By about this time last year, the pandemic caused us to head towards a month of lockdown. Wayne Scott, CEO, Aggregate and Quarry Association comments.
Amid fears of a major economic meltdown, many councils worked through that period working up projects that could be rapidly advanced. The Government promised to support a wave of ‘shovel-ready’ projects and many were approved.
Covid-19’s impacts have not been as severe as feared, but a major surge in infrastructure build remains as a key on-going stimulus to the economy.
Last month, I wrote to council CEOs and mayors around the country noting how every council and the communities and businesses you serve, rely heavily on locally sourced aggregate resources. These provide the very foundations for infrastructure. That includes all those ‘shovel-ready’ projects councils identified – improved local roads, three waters projects, new community buildings and more.
If we ever hope to meet housing demand and solve the current crisis in supply, it’s not going to just be about having enough land and skilled labour supply; no sub-division can proceed unless large volumes of local aggregate is available.
Our major cities and even some small towns now face increasing congestion, emissions and cost pressures to sustainably source aggregate. This is due to past inadequate provision in planning documents to recognise existing and potential aggregate and sand deposits or provide for their extraction.

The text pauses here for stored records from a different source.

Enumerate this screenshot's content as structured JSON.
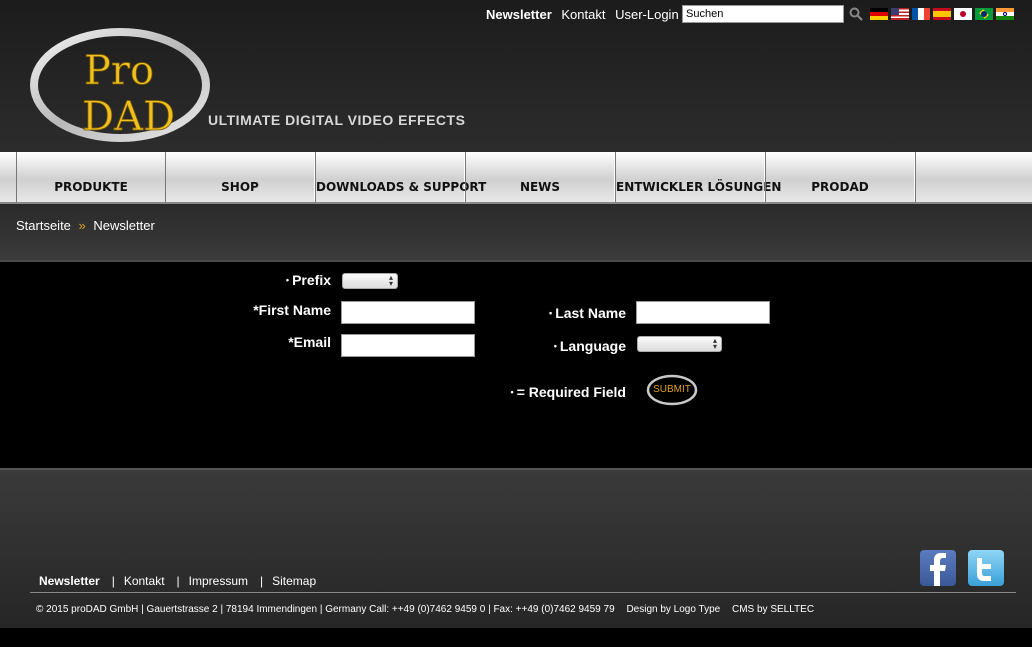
{
  "top_links": [
    "Newsletter",
    "Kontakt",
    "User-Login"
  ],
  "search": {
    "placeholder": "Suchen",
    "value": "Suchen"
  },
  "flags": [
    "de-flag",
    "us-flag",
    "fr-flag",
    "es-flag",
    "jp-flag",
    "br-flag",
    "in-flag"
  ],
  "logo": {
    "line1": "Pro",
    "line2": "DAD"
  },
  "slogan": "ULTIMATE DIGITAL VIDEO EFFECTS",
  "nav": [
    "PRODUKTE",
    "SHOP",
    "DOWNLOADS & SUPPORT",
    "NEWS",
    "ENTWICKLER LÖSUNGEN",
    "PRODAD"
  ],
  "breadcrumb": {
    "home": "Startseite",
    "separator": "»",
    "current": "Newsletter"
  },
  "form": {
    "prefix_label": "Prefix",
    "first_name_label": "*First Name",
    "email_label": "*Email",
    "last_name_label": "Last Name",
    "language_label": "Language",
    "required_note": "= Required Field",
    "submit_label": "SUBMIT"
  },
  "footer": {
    "links": [
      "Newsletter",
      "Kontakt",
      "Impressum",
      "Sitemap"
    ],
    "copyright": "© 2015 proDAD GmbH | Gauertstrasse 2 | 78194 Immendingen | Germany Call: ++49 (0)7462 9459 0 | Fax: ++49 (0)7462 9459 79",
    "design": "Design by Logo Type",
    "cms": "CMS by SELLTEC"
  },
  "colors": {
    "accent": "#e0a020",
    "logo_gold": "#f0c020",
    "facebook": "#3b5998",
    "twitter": "#4ab3e8"
  }
}
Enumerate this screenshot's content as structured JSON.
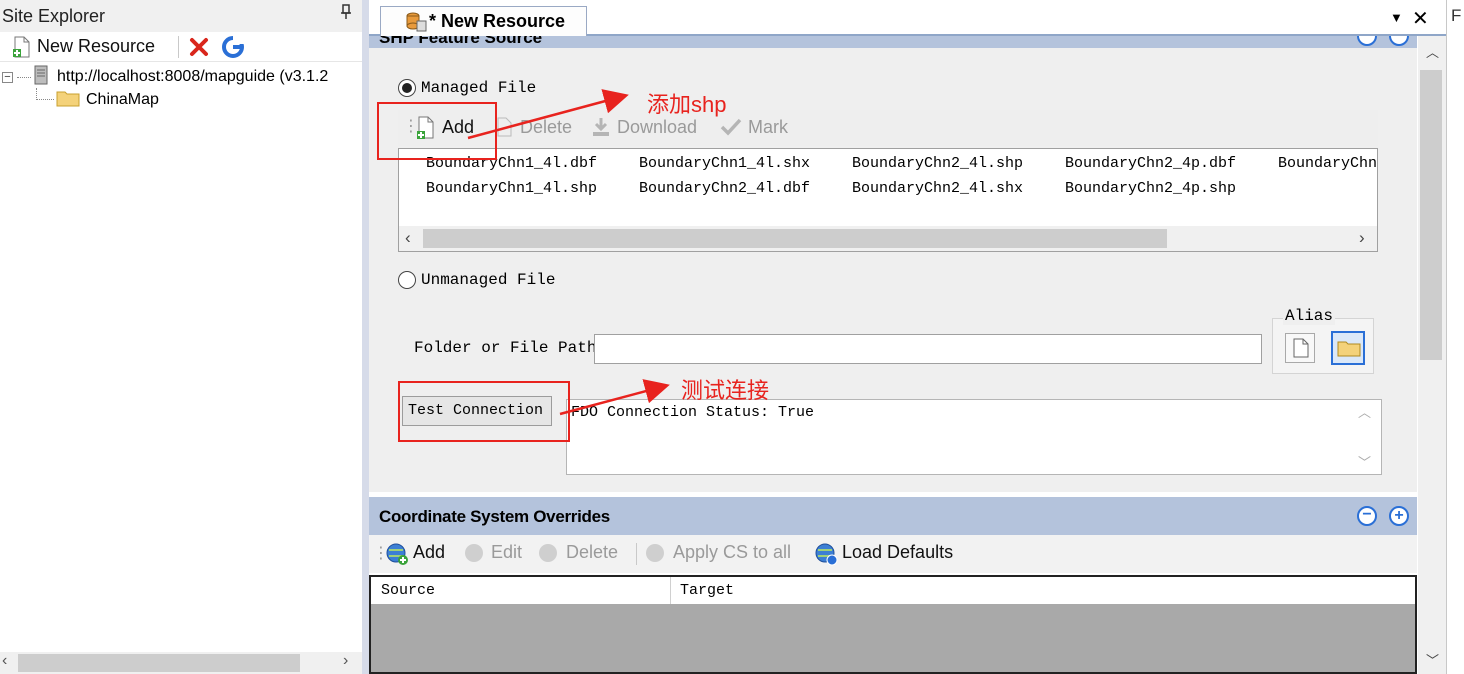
{
  "site_explorer": {
    "title": "Site Explorer",
    "pin_glyph": "ф",
    "new_resource": "New Resource",
    "tree": {
      "server": "http://localhost:8008/mapguide (v3.1.2",
      "folder": "ChinaMap"
    }
  },
  "document": {
    "tab_title": "* New Resource",
    "section_title": "SHP Feature Source",
    "managed_file": "Managed File",
    "file_toolbar": {
      "add": "Add",
      "delete": "Delete",
      "download": "Download",
      "mark": "Mark"
    },
    "files": [
      [
        "BoundaryChn1_4l.dbf",
        "BoundaryChn1_4l.shx",
        "BoundaryChn2_4l.shp",
        "BoundaryChn2_4p.dbf",
        "BoundaryChn"
      ],
      [
        "BoundaryChn1_4l.shp",
        "BoundaryChn2_4l.dbf",
        "BoundaryChn2_4l.shx",
        "BoundaryChn2_4p.shp"
      ]
    ],
    "unmanaged_file": "Unmanaged File",
    "folder_or_file_path": "Folder or File Path",
    "path_value": "",
    "alias": "Alias",
    "test_connection": "Test Connection",
    "status": "FDO Connection Status: True",
    "cs_overrides": {
      "title": "Coordinate System Overrides",
      "toolbar": {
        "add": "Add",
        "edit": "Edit",
        "delete": "Delete",
        "apply": "Apply CS to all",
        "load": "Load Defaults"
      },
      "columns": [
        "Source",
        "Target"
      ]
    }
  },
  "annotations": {
    "add_shp": "添加shp",
    "test_conn": "测试连接"
  },
  "colors": {
    "annotation": "#e8231e",
    "section_header": "#b4c3dc",
    "accent_blue": "#2a6fd6"
  }
}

As we enter another decade, the Aggregate and Quarry Association (AQA) has put it to mayors and CEOs around the country that we want to work with councils to protect key resource areas and enable their future development.
Like any mineral, quarry materials are not universally available. They can only be sourced from where they are located. The key cost factor for aggregate is transport. The cost of a truckload doubles in the first 30 kilometres and continues to rise from there on.
Opotiki is one small council that has faced the reality of what can happen if there are not good local supplies of aggregate and rock. The district’s flagship project to support a huge expansion in mussel growing off its coast is the development of a new harbour.
In 2018, the cost estimates for this faced a major blow-out. The AQA worked with GNS in 2018/19 to identify local sources of rock rather than those involving 180 kilometre round trips. In doing so, we helped reduce the project cost by around half.
no sub-division can proceed unless large volumes of local aggregate is available.
You will also be familiar with the delays and cost escalations with Wellington’s Transmission Gully, in part caused by lack of aggregate supply and having to haul material from as far as Taranaki and Hawkes Bay. If 180 kilometre round-trips helped escalate the Opotiki harbour’s costs, imagine what 5-600 kilometre round trips to Taranaki or Hawkes Bay will cost.
The AQA has for three years been seeking Government support for GNS to complete a National Aggregates Study to identify resources in every region. We think this may be the best $600,000 any government ever spent even if councils are a major beneficiary.
Once you know where your rock supplies are located, your council can actually start sensible planning for future development. Every council is well aware of the furore that often emerges when a new or renewed quarry consent is sought. In order to protect existing and future quarries from such encroachment as urban expansion and rural lifestyle developments, councils need to know where rock resources are and how to plan to protect them.
We think it is in the interests of councils and communities to reduce the potential for ‘reverse sensitivity’ and enable access to these resources as infrastructure and development demands it. This will reduce what one council resource consent commissioner last year described as requiring King Solomon’s wisdom to balance the wishes of residents and a region’s need for aggregate.
The AQA takes council planning seriously. We submit to all district and regional plans. Our Planning Committee engages regularly with council staff to work through issues. I travel the country regularly and would be very happy to visit your council at a convenient time.
Or call in and see us if you are in Wellington – we’re based on The Terrace.
I’m ready to bring out my shovel and assist: firstname.lastname@example.org, 021944 336.
This article was first published in the March 2021 issue of Local Government magazine.